But what if you don’t get a rash? What if your test is falsely negative? What if you have a compromised immune system and thus never develop antibodies? What if you’ve acquired a strain of Borrelia that is not detected by the CDC-recommended tests?
Should you be denied antibiotics during the critical early phase, when doxycycline is most effective?
Studies have shown that a delay in diagnosis/treatment results in worse outcomes. The most important clinical result, from a patient’s standpoint, is a prompt diagnosis and proper treatment. Avoiding false negatives is a critical issue for patients.
What’s on the horizon?
There are several existing newer tests for Lyme available to physicians. Some are better than others at detecting disease. But, while they may help your doctor accurately diagnose you, the CDC will not count those as positive cases of Lyme.
In my next post, I will highlight a few of the newer developments in Lyme diagnostics.
LYME SCI is written by Lonnie Marcum, a physical therapist and mother of a daughter with Lyme. Follow her on Twitter: @ Email her at: email@example.com .

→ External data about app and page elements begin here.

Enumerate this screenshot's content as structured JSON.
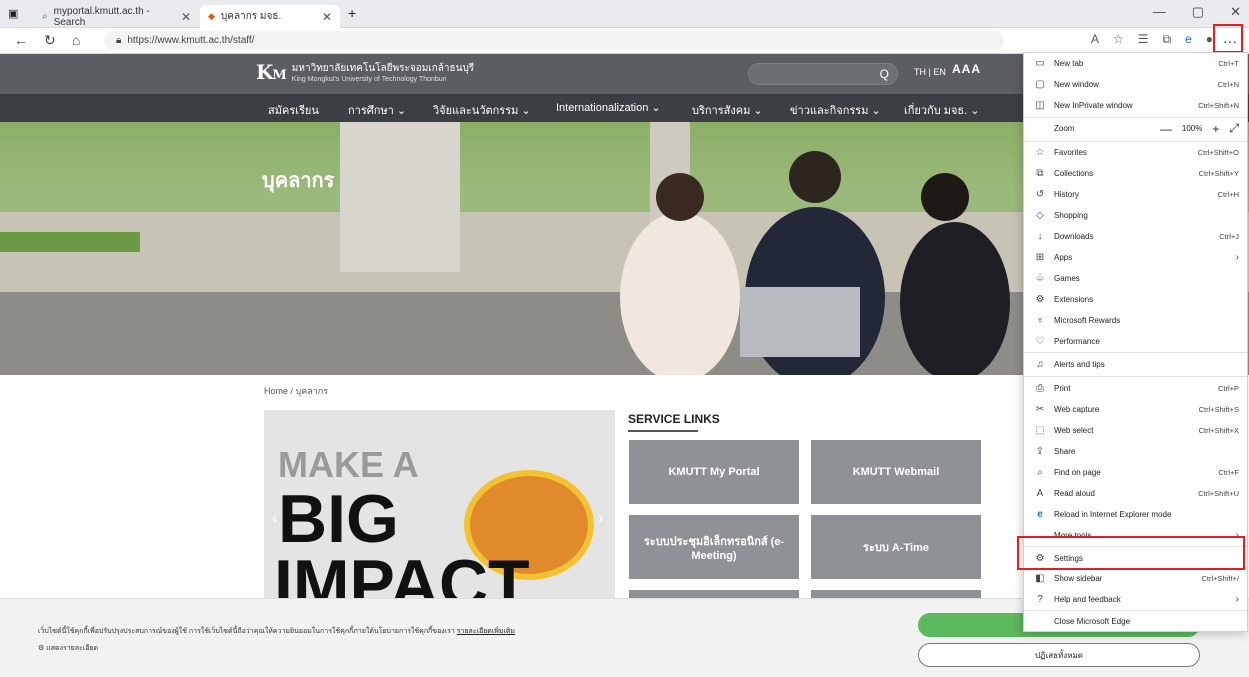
{
  "browser": {
    "tabs": [
      {
        "title": "myportal.kmutt.ac.th - Search",
        "active": false
      },
      {
        "title": "บุคลากร มจธ.",
        "active": true
      }
    ],
    "new_tab": "+",
    "url": "https://www.kmutt.ac.th/staff/",
    "more_button": "···",
    "window_controls": [
      "—",
      "▢",
      "✕"
    ]
  },
  "site": {
    "logo_mark": "KMUTT",
    "logo_thai": "มหาวิทยาลัยเทคโนโลยีพระจอมเกล้าธนบุรี",
    "logo_en": "King Mongkut's University of Technology Thonburi",
    "search_icon": "Q",
    "lang": "TH | EN",
    "font_size": "AAA",
    "nav": [
      "สมัครเรียน",
      "การศึกษา ⌄",
      "วิจัยและนวัตกรรม ⌄",
      "Internationalization ⌄",
      "บริการสังคม ⌄",
      "ข่าวและกิจกรรม ⌄",
      "เกี่ยวกับ มจธ. ⌄"
    ],
    "hero_title": "บุคลากร",
    "breadcrumb": "Home / บุคลากร",
    "promo": {
      "line1": "MAKE A",
      "line2": "BIG",
      "line3": "IMPACT"
    },
    "service_title": "SERVICE LINKS",
    "services": [
      "KMUTT My Portal",
      "KMUTT Webmail",
      "ระบบประชุมอิเล็กทรอนิกส์ (e-Meeting)",
      "ระบบ A-Time"
    ],
    "cookie": {
      "text": "เว็บไซต์นี้ใช้คุกกี้เพื่อปรับปรุงประสบการณ์ของผู้ใช้ การใช้เว็บไซต์นี้ถือว่าคุณให้ความยินยอมในการใช้คุกกี้ภายใต้นโยบายการใช้คุกกี้ของเรา",
      "link": "รายละเอียดเพิ่มเติม",
      "settings": "แสดงรายละเอียด",
      "reject": "ปฏิเสธทั้งหมด"
    }
  },
  "menu": {
    "items": [
      {
        "icon": "▭",
        "label": "New tab",
        "shortcut": "Ctrl+T"
      },
      {
        "icon": "▢",
        "label": "New window",
        "shortcut": "Ctrl+N"
      },
      {
        "icon": "◫",
        "label": "New InPrivate window",
        "shortcut": "Ctrl+Shift+N"
      },
      {
        "icon": "",
        "label": "Zoom",
        "shortcut": ""
      },
      {
        "icon": "☆",
        "label": "Favorites",
        "shortcut": "Ctrl+Shift+O"
      },
      {
        "icon": "⧉",
        "label": "Collections",
        "shortcut": "Ctrl+Shift+Y"
      },
      {
        "icon": "↺",
        "label": "History",
        "shortcut": "Ctrl+H"
      },
      {
        "icon": "◇",
        "label": "Shopping",
        "shortcut": ""
      },
      {
        "icon": "↓",
        "label": "Downloads",
        "shortcut": "Ctrl+J"
      },
      {
        "icon": "⊞",
        "label": "Apps",
        "shortcut": ""
      },
      {
        "icon": "♧",
        "label": "Games",
        "shortcut": ""
      },
      {
        "icon": "⚙",
        "label": "Extensions",
        "shortcut": ""
      },
      {
        "icon": "♆",
        "label": "Microsoft Rewards",
        "shortcut": ""
      },
      {
        "icon": "♡",
        "label": "Performance",
        "shortcut": ""
      },
      {
        "icon": "♫",
        "label": "Alerts and tips",
        "shortcut": ""
      },
      {
        "icon": "⎙",
        "label": "Print",
        "shortcut": "Ctrl+P"
      },
      {
        "icon": "✂",
        "label": "Web capture",
        "shortcut": "Ctrl+Shift+S"
      },
      {
        "icon": "⬚",
        "label": "Web select",
        "shortcut": "Ctrl+Shift+X"
      },
      {
        "icon": "⇪",
        "label": "Share",
        "shortcut": ""
      },
      {
        "icon": "⌕",
        "label": "Find on page",
        "shortcut": "Ctrl+F"
      },
      {
        "icon": "A",
        "label": "Read aloud",
        "shortcut": "Ctrl+Shift+U"
      },
      {
        "icon": "e",
        "label": "Reload in Internet Explorer mode",
        "shortcut": ""
      },
      {
        "icon": "",
        "label": "More tools",
        "shortcut": ""
      },
      {
        "icon": "⚙",
        "label": "Settings",
        "shortcut": ""
      },
      {
        "icon": "◧",
        "label": "Show sidebar",
        "shortcut": "Ctrl+Shift+/"
      },
      {
        "icon": "?",
        "label": "Help and feedback",
        "shortcut": ""
      },
      {
        "icon": "",
        "label": "Close Microsoft Edge",
        "shortcut": ""
      }
    ],
    "zoom_value": "100%",
    "zoom_minus": "—",
    "zoom_plus": "+",
    "zoom_full": "⤢",
    "submenu_arrow": "›"
  }
}
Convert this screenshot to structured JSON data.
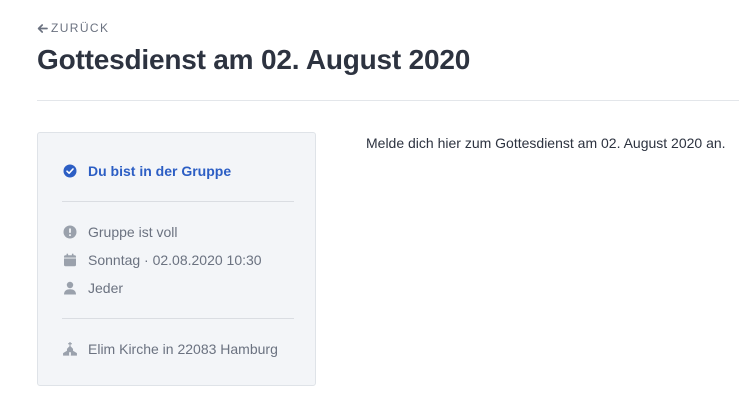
{
  "nav": {
    "back_label": "ZURÜCK"
  },
  "header": {
    "title": "Gottesdienst am 02. August 2020"
  },
  "info_card": {
    "membership_status": "Du bist in der Gruppe",
    "capacity_status": "Gruppe ist voll",
    "date_time": "Sonntag · 02.08.2020 10:30",
    "audience": "Jeder",
    "location": "Elim Kirche in 22083 Hamburg"
  },
  "main": {
    "description": "Melde dich hier zum Gottesdienst am 02. August 2020 an."
  },
  "colors": {
    "accent": "#2c5ec4",
    "muted_text": "#6b7280",
    "title_text": "#2d3340",
    "card_background": "#f3f5f8"
  },
  "icons": {
    "back": "arrow-left-icon",
    "membership": "check-circle-icon",
    "capacity": "exclamation-circle-icon",
    "date": "calendar-icon",
    "audience": "user-icon",
    "location": "church-icon"
  }
}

- News Release. (2019) Food and Drug Administration. FDA clears new indications for existing Lyme disease tests that may help streamline diagnoses. Silver Spring, MD: US Department of Health and Human Services, Food and Drug Administration; https://www.fda.gov/news-events/press-announcements/fda-clears-new-indications-existing-lyme-disease-tests-may-help-streamline-diagnosesexternal icon
- Centers for Disease Control and Prevention. Lyme Disease: Diagnosis and Testing
- Mead P, Petersen J, Hinckley A. (2019) Updated CDC Recommendation for Serologic Diagnosis of Lyme Disease. MMWR Morb Mortal Wkly Rep 2019;68:703. DOI: http://dx.doi.org/10.15585/mmwr.mm6832a4 .
- Branda JA., et al. (2018) Advances in Serodiagnostic Testing for Lyme Disease Are at Hand, Clinical Infectious Diseases, Volume 66, Issue 7, 1 April 2018, Pages 1133–1139, https://doi.org/10.1093/cid/cix943
- Zweitzig D., Kopnitsky M. Validation of a Modified Two-Tiered Testing (MTTT) Algorithm for the Improved Diagnosis of Lyme Disease. ZEUS Scientific white paper.pdf
- Cook, MJ., Puri BK. (2016) Commercial test kits for detection of Lyme borreliosis: a meta-analysis of test accuracy. Int’l J of Gen Med. DOI https://doi.org/10.2147/IJGM.S122313
- Marques, A., (2015) Laboratory Diagnosis of Lyme Disease – Advances and Challenges. Infect Dis Clin North Am.